Opinion Photos

Call it “Build Back Bitter.”

Joe Biden’s $3.5 trillion spending “sharknado” apparently watered down by members of his own party. House Speaker Nancy Pelosi knew just who to blame: The reporters who cover the proceedings under the Capitol dome.

“I think you all could do a better job of selling it, to be frank with you,” Pelosi said.

Got that?

Pelosi believes that the press corps is just an unelected part of her House Democrat caucus, on hand to advocate for the left — not to report stories objectively.

And based on recent history, she’s absolutely right.

Corporate media made a collective decision in 2016: our nation needed its first female president, and with their unremittingly sympathetic reporting, Hillary Clinton would make history “her story.”  

Besides, those filling the newsrooms and executive suites regarded Donald Trump as an egomaniacal outsider. To their collective surprise, he became the Republican nominee. From the day in 2015 when he took a Trump Tower escalator to speak to a waiting crowd and announce his candidacy, the press escalated its attacks on the intriguing political novice, growing increasingly flummoxed as Trump soon became the GOP frontrunner.

Then, on election night, the unthinkable happened: Donald John Trump was elected the 45th president of the United States. Not only did the alphabet networks have trouble minding their p’s and q’s, but the taxpayer-financed Voice of America (VOA) dissolved into the tears of a clown. Radio/TV insiders relayed a revealing tale from deep inside the broadcast bureaucracy. 

Amanda Bennett, then the VOA director, ordered the production of a celebratory documentary, “America’s First Woman President,” to be aired once the votes were counted and the inevitable had occurred. 

When the inevitable yielded to the improbable, Bennett cried and other staffers scrambled, scurrying to fill the gap with somber live coverage that supplanted the joyous pre-produced, planned programming.

Though the press partisans came emotionally undone over the 2016 election results, they were far from done with Donald Trump. He may have been sworn in, but he became a figure to be sworn at, with journalistic coverage full of sound, fury, and falsehoods.

Russiagate. Kids in cages. Two weeks to flatten the curve. Voter ID is racist. Vote fraud is rare. The 2020 Eelection was secure.

To those journalistic themes and scores more, Trump offered a two-word response — fake news. 

Others, with a different political perspective, offered a similar, earlier message in much more sophisticated prose. Trump’s presidential predecessor retained the services of a “late thirtysomething” Ben Rhodes, a one-time aspiring novelist who was given a title too long for a book cover: “Deputy National Security Adviser for Strategic Communications.”

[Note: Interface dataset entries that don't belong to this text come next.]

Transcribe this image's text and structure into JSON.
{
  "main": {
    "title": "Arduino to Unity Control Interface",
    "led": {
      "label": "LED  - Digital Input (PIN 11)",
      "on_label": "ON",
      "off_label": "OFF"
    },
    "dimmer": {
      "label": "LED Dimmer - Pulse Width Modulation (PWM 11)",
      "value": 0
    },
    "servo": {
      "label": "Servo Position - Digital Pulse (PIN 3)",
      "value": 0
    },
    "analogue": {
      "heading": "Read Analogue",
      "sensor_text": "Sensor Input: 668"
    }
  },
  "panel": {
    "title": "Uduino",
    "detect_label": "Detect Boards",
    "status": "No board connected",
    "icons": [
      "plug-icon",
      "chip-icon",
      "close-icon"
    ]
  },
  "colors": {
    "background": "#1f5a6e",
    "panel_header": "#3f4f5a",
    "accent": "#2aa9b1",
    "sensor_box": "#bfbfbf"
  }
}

The fact that Ben Rhodes’ brother, David, was president of CBS News at the time made Ben’s hiring a “two-fer” in the eyes of Barack Obama: a “creative writer” in the White House with a sibling presiding over a bevy of “creative communicators.” Sure enough, Ben confessed to the New York Times Magazine that the successful messaging of the U.S.-Iran nuke deal and the diplomatic recognition of Communist Cuba depended upon the creation of compelling narratives. Not necessarily factual, nor true, but “compelling.”

And those narratives were served up to a group of sympathetic reporters gullible enough to swallow them hook, line and sinker. Rhodes didn’t call those journalists “gullible”— he called them know nothings. In that same worshipful New York Times Magazine profile, he described the average reporter in the White House Press Corps as someone “27 years old” whose “only reporting experience consists of being around political campaigns.”

“They literally know nothing,” Rhodes concluded.

Americans have learned a little something about the politicization of the press: it is real, it is rabid, and it is radical.

What’s more, it has prompted a reaction of revulsion. 

July brought these results from a Gallup Poll: Americans with “quite a lot” or a “great deal” of confidence in newspapers totaled just 21%. For television, it was even lower: only 16%.

The prevailing political view of the press — Orange man bad, senile man superb — jeopardizes American journalism, which badly needs reform—except in the eyes of journalists.

They regard it as the “Build Back Bummer.”